  1. Alignment - As part of a thorough and comprehensive sourcing process, it is important to involve all key stakeholders early on, and work to secure executive alignment, given that ERP systems are mission-critical.

As part of the sourcing process, the evaluation team should plan on in-depth, on-site discussions with potential suppliers in order to conduct a complete risk versus reward analysis.

  1. Resistance - Given the high margins (80-90 percent, in many cases) that ERP software providers generate from maintenance and support revenue, teams should be prepared for aggressive tactics to discredit the reputation of TPM programs.
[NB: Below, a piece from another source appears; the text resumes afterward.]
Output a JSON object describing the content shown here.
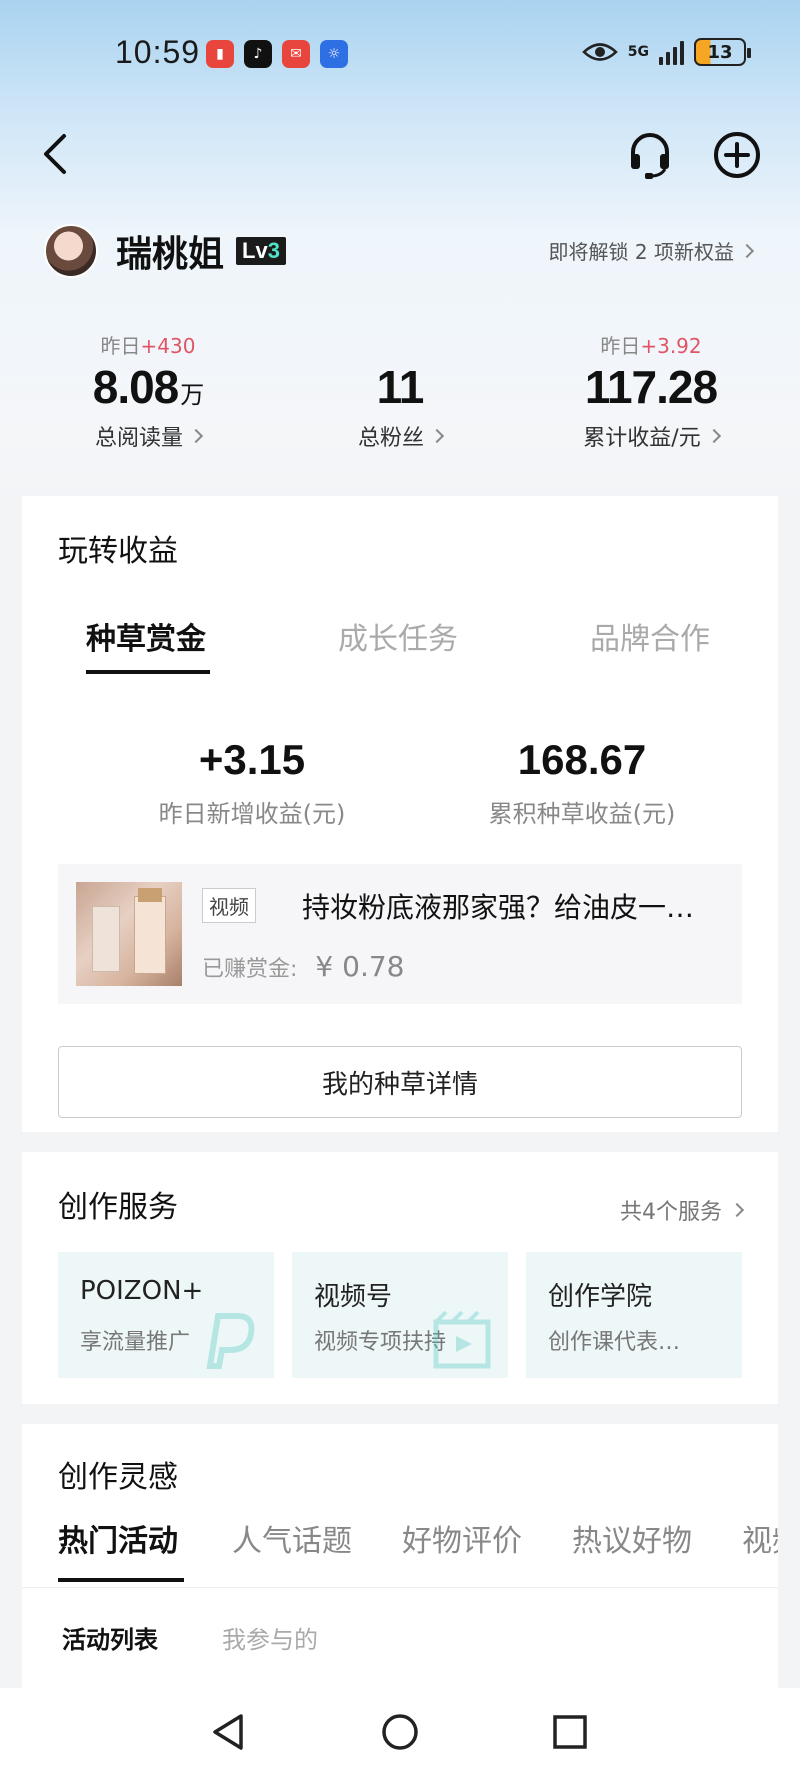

Additionally, major software providers have threatened or initiated lawsuits against some TPM providers.


Utilizing in-house intelligence
In one of our case studies, an IT Business Process Outsourcing client was in the final months of an existing support agreement and anticipating a 5 percent year-over-year software maintenance support increase from SAP.

The client wanted to reduce costs and improve support quality through a TPM provider, and it had a tight window to determine if that would be a feasible option.

We utilized in-house market intelligence to identify potential TPM provider options for SAP applications, including global support capabilities and skills that matched the client’s environment.

We also helped conduct an RFP process with three suppliers, resulting in competitive quotes and a formal down-selection to two suppliers.

Results we delivered included:

  • Negotiating bids from the two finalist suppliers

  • Negotiating an agreement resulting in cost savings of 60 percent, or $2 million, in annual savings

  • Leading the final contract and SOW negotiations, providing a notice to terminate maintenance and support with the incumbent on behalf of the client and successfully driving the new supplier to meet the client’s goals for reaching operational steady-state